(Beginning of PROVIDED DATA)

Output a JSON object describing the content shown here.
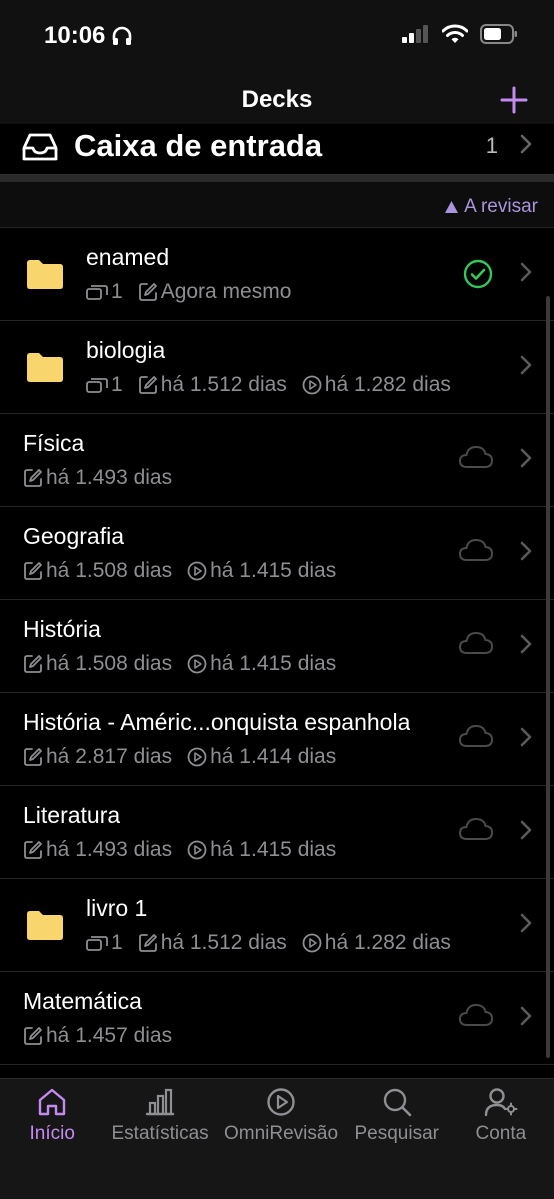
{
  "status": {
    "time": "10:06"
  },
  "nav": {
    "title": "Decks"
  },
  "inbox": {
    "label": "Caixa de entrada",
    "count": "1"
  },
  "sort": {
    "label": "A revisar"
  },
  "decks": [
    {
      "title": "enamed",
      "folder": true,
      "cards": "1",
      "edited": "Agora mesmo",
      "reviewed": "",
      "state": "synced"
    },
    {
      "title": "biologia",
      "folder": true,
      "cards": "1",
      "edited": "há 1.512 dias",
      "reviewed": "há 1.282 dias",
      "state": "none"
    },
    {
      "title": "Física",
      "folder": false,
      "cards": "",
      "edited": "há 1.493 dias",
      "reviewed": "",
      "state": "cloud"
    },
    {
      "title": "Geografia",
      "folder": false,
      "cards": "",
      "edited": "há 1.508 dias",
      "reviewed": "há 1.415 dias",
      "state": "cloud"
    },
    {
      "title": "História",
      "folder": false,
      "cards": "",
      "edited": "há 1.508 dias",
      "reviewed": "há 1.415 dias",
      "state": "cloud"
    },
    {
      "title": "História - Améric...onquista espanhola",
      "folder": false,
      "cards": "",
      "edited": "há 2.817 dias",
      "reviewed": "há 1.414 dias",
      "state": "cloud"
    },
    {
      "title": "Literatura",
      "folder": false,
      "cards": "",
      "edited": "há 1.493 dias",
      "reviewed": "há 1.415 dias",
      "state": "cloud"
    },
    {
      "title": "livro 1",
      "folder": true,
      "cards": "1",
      "edited": "há 1.512 dias",
      "reviewed": "há 1.282 dias",
      "state": "none"
    },
    {
      "title": "Matemática",
      "folder": false,
      "cards": "",
      "edited": "há 1.457 dias",
      "reviewed": "",
      "state": "cloud"
    }
  ],
  "tabs": [
    {
      "label": "Início",
      "icon": "home-icon",
      "active": true
    },
    {
      "label": "Estatísticas",
      "icon": "bar-chart-icon",
      "active": false
    },
    {
      "label": "OmniRevisão",
      "icon": "play-circle-icon",
      "active": false
    },
    {
      "label": "Pesquisar",
      "icon": "search-icon",
      "active": false
    },
    {
      "label": "Conta",
      "icon": "account-icon",
      "active": false
    }
  ],
  "colors": {
    "accent": "#c58af0",
    "sort": "#a995d9",
    "folder": "#f9d56e",
    "success": "#34c759"
  }
}
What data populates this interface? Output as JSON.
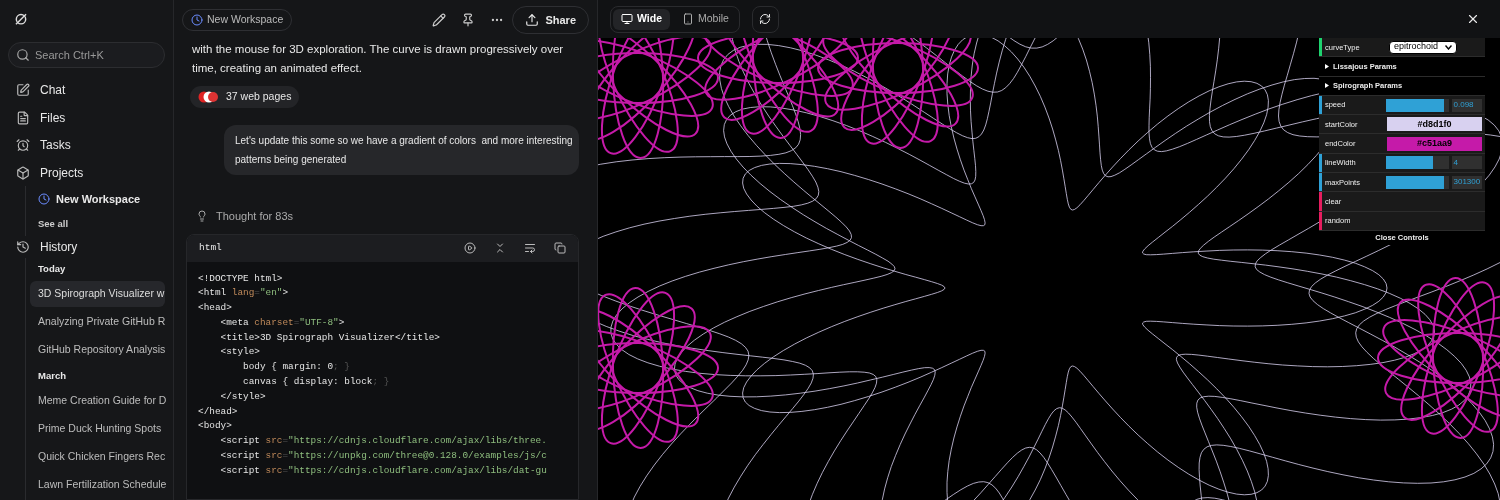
{
  "sidebar": {
    "search": {
      "placeholder": "Search Ctrl+K"
    },
    "nav": [
      {
        "label": "Chat"
      },
      {
        "label": "Files"
      },
      {
        "label": "Tasks"
      },
      {
        "label": "Projects"
      }
    ],
    "projects": {
      "items": [
        {
          "label": "New Workspace"
        }
      ],
      "see_all": "See all"
    },
    "history": {
      "label": "History",
      "groups": [
        {
          "label": "Today",
          "items": [
            {
              "label": "3D Spirograph Visualizer w",
              "selected": true
            },
            {
              "label": "Analyzing Private GitHub R",
              "selected": false
            },
            {
              "label": "GitHub Repository Analysis",
              "selected": false
            }
          ]
        },
        {
          "label": "March",
          "items": [
            {
              "label": "Meme Creation Guide for D",
              "selected": false
            },
            {
              "label": "Prime Duck Hunting Spots",
              "selected": false
            },
            {
              "label": "Quick Chicken Fingers Rec",
              "selected": false
            },
            {
              "label": "Lawn Fertilization Schedule",
              "selected": false
            }
          ]
        }
      ]
    }
  },
  "chat": {
    "workspace": "New Workspace",
    "share": "Share",
    "answer": "with the mouse for 3D exploration. The curve is drawn progressively over time, creating an animated effect.",
    "sources": "37 web pages",
    "user_message": "Let's update this some so we have a gradient of colors  and more interesting patterns being generated",
    "thought": "Thought for 83s",
    "code": {
      "language": "html",
      "lines": [
        [
          {
            "kind": "tag",
            "text": "<!DOCTYPE html>"
          }
        ],
        [
          {
            "kind": "tag",
            "text": "<html "
          },
          {
            "kind": "attr",
            "text": "lang"
          },
          {
            "kind": "punct",
            "text": "="
          },
          {
            "kind": "str",
            "text": "\"en\""
          },
          {
            "kind": "tag",
            "text": ">"
          }
        ],
        [
          {
            "kind": "tag",
            "text": "<head>"
          }
        ],
        [
          {
            "kind": "tag",
            "text": "    <meta "
          },
          {
            "kind": "attr",
            "text": "charset"
          },
          {
            "kind": "punct",
            "text": "="
          },
          {
            "kind": "str",
            "text": "\"UTF-8\""
          },
          {
            "kind": "tag",
            "text": ">"
          }
        ],
        [
          {
            "kind": "tag",
            "text": "    <title>3D Spirograph Visualizer</title>"
          }
        ],
        [
          {
            "kind": "tag",
            "text": "    <style>"
          }
        ],
        [
          {
            "kind": "tag",
            "text": "        body { margin: 0"
          },
          {
            "kind": "punct",
            "text": "; }"
          }
        ],
        [
          {
            "kind": "tag",
            "text": "        canvas { display: block"
          },
          {
            "kind": "punct",
            "text": "; }"
          }
        ],
        [
          {
            "kind": "tag",
            "text": "    </style>"
          }
        ],
        [
          {
            "kind": "tag",
            "text": "</head>"
          }
        ],
        [
          {
            "kind": "tag",
            "text": "<body>"
          }
        ],
        [
          {
            "kind": "tag",
            "text": "    <script "
          },
          {
            "kind": "attr",
            "text": "src"
          },
          {
            "kind": "punct",
            "text": "="
          },
          {
            "kind": "str",
            "text": "\"https://cdnjs.cloudflare.com/ajax/libs/three."
          }
        ],
        [
          {
            "kind": "tag",
            "text": "    <script "
          },
          {
            "kind": "attr",
            "text": "src"
          },
          {
            "kind": "punct",
            "text": "="
          },
          {
            "kind": "str",
            "text": "\"https://unpkg.com/three@0.128.0/examples/js/c"
          }
        ],
        [
          {
            "kind": "tag",
            "text": "    <script "
          },
          {
            "kind": "attr",
            "text": "src"
          },
          {
            "kind": "punct",
            "text": "="
          },
          {
            "kind": "str",
            "text": "\"https://cdnjs.cloudflare.com/ajax/libs/dat-gu"
          }
        ]
      ]
    }
  },
  "preview": {
    "views": [
      {
        "label": "Wide",
        "selected": true
      },
      {
        "label": "Mobile",
        "selected": false
      }
    ],
    "controls": {
      "rows": [
        {
          "kind": "select",
          "label": "curveType",
          "value": "epitrochoid",
          "color": "#1ed36f"
        },
        {
          "kind": "folder",
          "label": "Lissajous Params"
        },
        {
          "kind": "folder",
          "label": "Spirograph Params"
        },
        {
          "kind": "slider",
          "label": "speed",
          "value": "0.098",
          "level": 0.93,
          "color": "#2fa1d6"
        },
        {
          "kind": "color",
          "label": "startColor",
          "value": "#d8d1f0"
        },
        {
          "kind": "color",
          "label": "endColor",
          "value": "#c51aa9"
        },
        {
          "kind": "slider",
          "label": "lineWidth",
          "value": "4",
          "level": 0.75,
          "color": "#2fa1d6"
        },
        {
          "kind": "slider",
          "label": "maxPoints",
          "value": "301300",
          "level": 0.93,
          "color": "#2fa1d6"
        },
        {
          "kind": "button",
          "label": "clear",
          "color": "#e61d5f"
        },
        {
          "kind": "button",
          "label": "random",
          "color": "#e61d5f"
        }
      ],
      "close": "Close Controls"
    }
  }
}
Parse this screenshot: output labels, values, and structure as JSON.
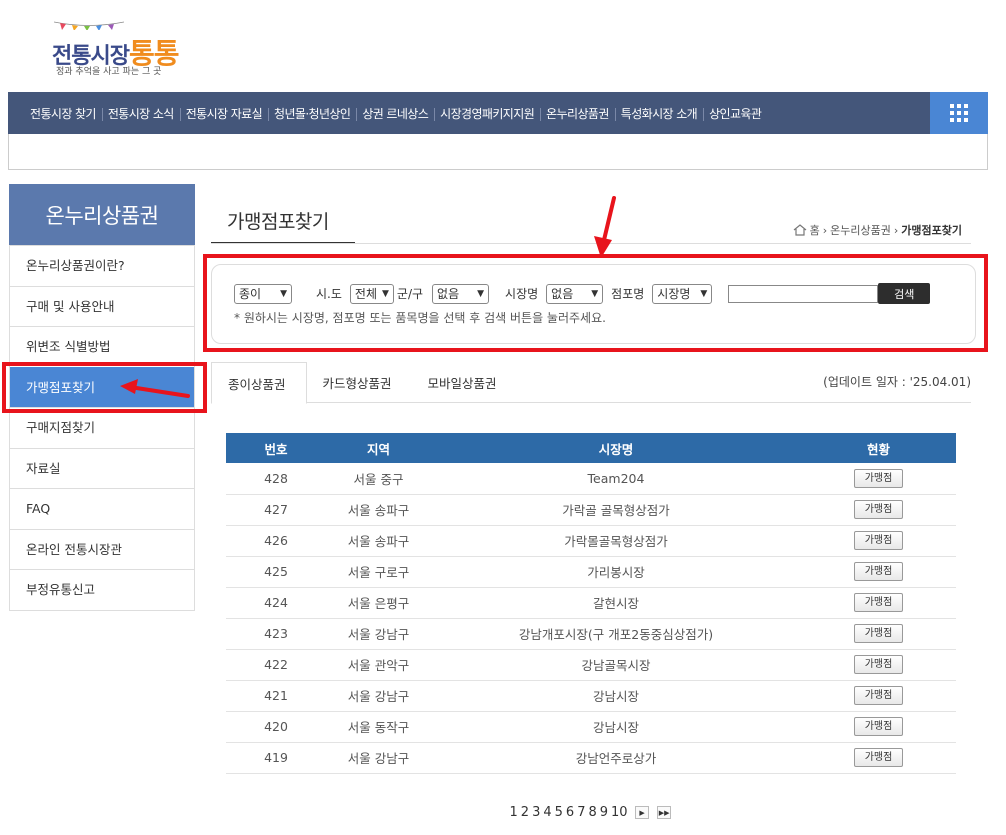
{
  "logo": {
    "title_a": "전통시장",
    "title_b": "통통",
    "tagline": "정과 추억을 사고 파는 그 곳"
  },
  "topnav": {
    "items": [
      "전통시장 찾기",
      "전통시장 소식",
      "전통시장 자료실",
      "청년몰·청년상인",
      "상권 르네상스",
      "시장경영패키지지원",
      "온누리상품권",
      "특성화시장 소개",
      "상인교육관"
    ]
  },
  "sidebar": {
    "heading": "온누리상품권",
    "items": [
      "온누리상품권이란?",
      "구매 및 사용안내",
      "위변조 식별방법",
      "가맹점포찾기",
      "구매지점찾기",
      "자료실",
      "FAQ",
      "온라인 전통시장관",
      "부정유통신고"
    ]
  },
  "page": {
    "title": "가맹점포찾기",
    "breadcrumb": {
      "home": "홈",
      "section": "온누리상품권",
      "current": "가맹점포찾기"
    }
  },
  "search": {
    "type_select": "종이",
    "sido_label": "시.도",
    "sido_select": "전체",
    "gungu_label": "군/구",
    "gungu_select": "없음",
    "market_label": "시장명",
    "market_select": "없음",
    "store_label": "점포명",
    "store_select": "시장명",
    "query_value": "",
    "button_label": "검색",
    "hint": "* 원하시는 시장명, 점포명 또는 품목명을 선택 후 검색 버튼을 눌러주세요."
  },
  "tabs": [
    "종이상품권",
    "카드형상품권",
    "모바일상품권"
  ],
  "update_note": "(업데이트 일자 : '25.04.01)",
  "table": {
    "headers": [
      "번호",
      "지역",
      "시장명",
      "현황"
    ],
    "rows": [
      {
        "no": "428",
        "region": "서울 중구",
        "market": "Team204",
        "status": "가맹점"
      },
      {
        "no": "427",
        "region": "서울 송파구",
        "market": "가락골 골목형상점가",
        "status": "가맹점"
      },
      {
        "no": "426",
        "region": "서울 송파구",
        "market": "가락몰골목형상점가",
        "status": "가맹점"
      },
      {
        "no": "425",
        "region": "서울 구로구",
        "market": "가리봉시장",
        "status": "가맹점"
      },
      {
        "no": "424",
        "region": "서울 은평구",
        "market": "갈현시장",
        "status": "가맹점"
      },
      {
        "no": "423",
        "region": "서울 강남구",
        "market": "강남개포시장(구 개포2동중심상점가)",
        "status": "가맹점"
      },
      {
        "no": "422",
        "region": "서울 관악구",
        "market": "강남골목시장",
        "status": "가맹점"
      },
      {
        "no": "421",
        "region": "서울 강남구",
        "market": "강남시장",
        "status": "가맹점"
      },
      {
        "no": "420",
        "region": "서울 동작구",
        "market": "강남시장",
        "status": "가맹점"
      },
      {
        "no": "419",
        "region": "서울 강남구",
        "market": "강남언주로상가",
        "status": "가맹점"
      }
    ]
  },
  "pagination": {
    "pages": [
      "1",
      "2",
      "3",
      "4",
      "5",
      "6",
      "7",
      "8",
      "9",
      "10"
    ],
    "next_icon": "play-next-icon",
    "last_icon": "fast-forward-icon"
  },
  "colors": {
    "nav_bg": "#44567a",
    "accent_blue": "#4a86d4",
    "table_header": "#2d6aa7",
    "sidebar_head": "#5b79ad",
    "annotation_red": "#e8141c"
  }
}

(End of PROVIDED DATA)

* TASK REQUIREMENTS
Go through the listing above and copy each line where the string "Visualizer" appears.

* ANSWER BOX
              "label": "3D Spirograph Visualizer w",
            "text": "    <title>3D Spirograph Visualizer</title>"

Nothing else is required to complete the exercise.